Fiber is one of the most important nutrients in our daily diet – it’s our internal housekeeper! Unfortunately, those of us eating the SAD way (ie. the Standard American Diet) are getting far too little of these substances to maintain optimal health. According to the Institute of Medicine, we need at least 25-38 grams per day, a far cry from the measly 10-15 grams we’re actually getting on average.

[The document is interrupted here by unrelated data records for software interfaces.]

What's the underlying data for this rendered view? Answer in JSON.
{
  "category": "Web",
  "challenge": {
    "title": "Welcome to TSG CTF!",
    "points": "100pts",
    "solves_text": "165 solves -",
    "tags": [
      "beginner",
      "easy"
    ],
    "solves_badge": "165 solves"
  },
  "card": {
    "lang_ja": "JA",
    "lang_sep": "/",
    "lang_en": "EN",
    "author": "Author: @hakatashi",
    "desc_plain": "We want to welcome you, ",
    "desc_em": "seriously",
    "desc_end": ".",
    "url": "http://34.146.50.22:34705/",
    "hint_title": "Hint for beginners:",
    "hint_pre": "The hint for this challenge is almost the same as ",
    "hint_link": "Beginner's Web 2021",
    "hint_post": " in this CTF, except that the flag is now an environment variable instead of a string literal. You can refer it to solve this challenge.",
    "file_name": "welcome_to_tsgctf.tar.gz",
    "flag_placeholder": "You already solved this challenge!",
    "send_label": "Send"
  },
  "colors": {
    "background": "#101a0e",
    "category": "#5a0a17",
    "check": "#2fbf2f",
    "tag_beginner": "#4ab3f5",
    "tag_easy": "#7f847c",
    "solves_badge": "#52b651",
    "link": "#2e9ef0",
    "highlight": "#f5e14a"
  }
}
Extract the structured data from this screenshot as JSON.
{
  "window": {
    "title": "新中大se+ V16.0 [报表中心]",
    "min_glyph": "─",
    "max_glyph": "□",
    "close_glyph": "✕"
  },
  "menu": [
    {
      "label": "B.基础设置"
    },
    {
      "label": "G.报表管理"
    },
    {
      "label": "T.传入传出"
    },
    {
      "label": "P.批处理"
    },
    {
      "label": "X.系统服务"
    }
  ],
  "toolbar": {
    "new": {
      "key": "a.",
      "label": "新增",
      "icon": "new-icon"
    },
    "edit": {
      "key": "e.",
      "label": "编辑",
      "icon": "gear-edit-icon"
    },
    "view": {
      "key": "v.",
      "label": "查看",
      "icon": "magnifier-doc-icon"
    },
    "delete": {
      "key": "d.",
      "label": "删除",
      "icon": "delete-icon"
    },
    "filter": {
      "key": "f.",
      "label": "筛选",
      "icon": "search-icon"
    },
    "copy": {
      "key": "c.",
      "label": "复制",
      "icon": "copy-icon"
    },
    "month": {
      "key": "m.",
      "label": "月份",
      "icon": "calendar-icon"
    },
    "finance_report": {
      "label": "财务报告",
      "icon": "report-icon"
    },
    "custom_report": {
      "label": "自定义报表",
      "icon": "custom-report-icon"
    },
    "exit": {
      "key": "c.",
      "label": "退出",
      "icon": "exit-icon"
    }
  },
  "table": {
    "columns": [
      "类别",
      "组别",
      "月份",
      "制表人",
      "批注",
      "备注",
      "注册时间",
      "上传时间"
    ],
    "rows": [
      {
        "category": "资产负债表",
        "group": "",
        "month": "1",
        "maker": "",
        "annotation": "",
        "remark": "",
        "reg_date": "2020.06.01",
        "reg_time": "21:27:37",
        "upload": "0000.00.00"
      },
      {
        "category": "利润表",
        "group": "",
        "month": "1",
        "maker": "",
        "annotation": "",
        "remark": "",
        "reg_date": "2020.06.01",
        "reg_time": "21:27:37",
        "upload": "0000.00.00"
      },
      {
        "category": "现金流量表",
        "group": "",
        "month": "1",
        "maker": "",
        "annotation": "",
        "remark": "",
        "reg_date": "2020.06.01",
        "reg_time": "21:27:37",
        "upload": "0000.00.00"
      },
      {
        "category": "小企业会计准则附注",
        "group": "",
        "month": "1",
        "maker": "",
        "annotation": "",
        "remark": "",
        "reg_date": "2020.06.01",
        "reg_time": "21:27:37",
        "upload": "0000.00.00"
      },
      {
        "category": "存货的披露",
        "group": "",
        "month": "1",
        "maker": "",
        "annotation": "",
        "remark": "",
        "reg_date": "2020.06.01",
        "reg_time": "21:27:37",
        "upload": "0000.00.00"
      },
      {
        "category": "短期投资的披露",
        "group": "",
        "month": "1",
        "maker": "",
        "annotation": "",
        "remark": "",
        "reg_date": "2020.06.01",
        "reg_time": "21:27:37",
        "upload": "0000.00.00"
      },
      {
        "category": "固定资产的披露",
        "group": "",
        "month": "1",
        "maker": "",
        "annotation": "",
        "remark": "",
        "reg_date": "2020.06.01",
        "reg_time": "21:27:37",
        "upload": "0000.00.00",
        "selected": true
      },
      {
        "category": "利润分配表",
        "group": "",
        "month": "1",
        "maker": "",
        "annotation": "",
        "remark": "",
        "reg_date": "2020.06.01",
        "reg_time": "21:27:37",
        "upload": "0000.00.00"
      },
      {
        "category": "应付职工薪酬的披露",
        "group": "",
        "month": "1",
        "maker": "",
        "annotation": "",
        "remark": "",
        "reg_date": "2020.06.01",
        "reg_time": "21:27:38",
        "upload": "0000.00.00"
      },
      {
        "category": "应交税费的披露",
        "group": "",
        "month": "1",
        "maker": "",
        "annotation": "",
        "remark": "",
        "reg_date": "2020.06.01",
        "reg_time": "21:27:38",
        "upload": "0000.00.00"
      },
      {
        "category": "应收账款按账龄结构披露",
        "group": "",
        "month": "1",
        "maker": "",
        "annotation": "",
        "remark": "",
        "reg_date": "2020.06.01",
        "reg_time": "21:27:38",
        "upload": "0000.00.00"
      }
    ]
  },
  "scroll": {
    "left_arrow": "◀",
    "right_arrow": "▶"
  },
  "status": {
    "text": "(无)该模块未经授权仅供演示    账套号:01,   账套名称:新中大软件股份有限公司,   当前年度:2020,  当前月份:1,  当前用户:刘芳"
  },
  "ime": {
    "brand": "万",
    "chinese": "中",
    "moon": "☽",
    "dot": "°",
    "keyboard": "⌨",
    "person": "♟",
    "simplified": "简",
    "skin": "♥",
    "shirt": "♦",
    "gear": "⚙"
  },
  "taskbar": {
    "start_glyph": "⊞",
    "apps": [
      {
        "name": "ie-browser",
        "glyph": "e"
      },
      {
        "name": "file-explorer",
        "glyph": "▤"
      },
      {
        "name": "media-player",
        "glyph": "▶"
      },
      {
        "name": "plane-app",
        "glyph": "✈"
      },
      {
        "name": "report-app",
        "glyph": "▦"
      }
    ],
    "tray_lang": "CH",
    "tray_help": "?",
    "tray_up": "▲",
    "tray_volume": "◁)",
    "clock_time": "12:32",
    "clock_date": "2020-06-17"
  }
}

There are two different kinds of fiber – soluble and insoluble. I like to think of them as little scrub brushes – you have your soft scrub brush made out of material that absorbs water and gets soft (soluble) and you have a more course scrubber with bristles that stay tough while they work (insoluble). Soluble fibers can absorb water and break down into small enough particles to pass through the intestinal membranes and enter our blood stream. One of the most important purposes it has in our bodies is to clean out the cardiovascular system by lowering cholesterol and reducing inflammation and plaque in the arteries. These fibers also help maintain balanced blood sugar levels by slowing the absorption of glucose into our cells – possibly helping to prevent Type II Diabetes. And as if that isn’t enough, their ability to absorb water and expand in our stomachs can make us feel full more quickly, helping to curb our desire to over eat. To say the least, these guys are priceless commodities for our health and well being, agreed? Insoluble fibers do not absorb water or break down, so they can not pass through the intestinal membranes. Because of this, their ultimate purpose is to clean out our digestive tracts. Imagine what would happen if you never cleaned out your kitchen sink – the consequences can be likened to what happens inside our bodies with out a sufficient amount of insoluble fiber. Partially digested food gets left in our gut and starts to ferment causing a range of different problems; from gas to polyps to inflammatory bowel disease. So, in the same way we keep our kitchens operational – our digestive tracts need to be scrubbed every day with insoluble fiber to function optimally.

How do you increase your intake of both kinds of fiber every day? The answer is simple: eat food that your body was designed to eat. Adding whole (unrefined) grains and beans, raw fruits and vegetables, or nuts and seeds to every meal can easily get you to the minimum of 25 grams per day. Also, make an appointment with your doctor to get your lipid panels checked and to discuss any digestive problems you may be experiencing. If you have high cholesterol, diabetes, or intestinal problems, you may need to add a fiber supplement to your already healthy diet; flax seed and psyllium husk are good examples.

Talk to your doctor and always be an active participant in your health care! Be well and stay healthy.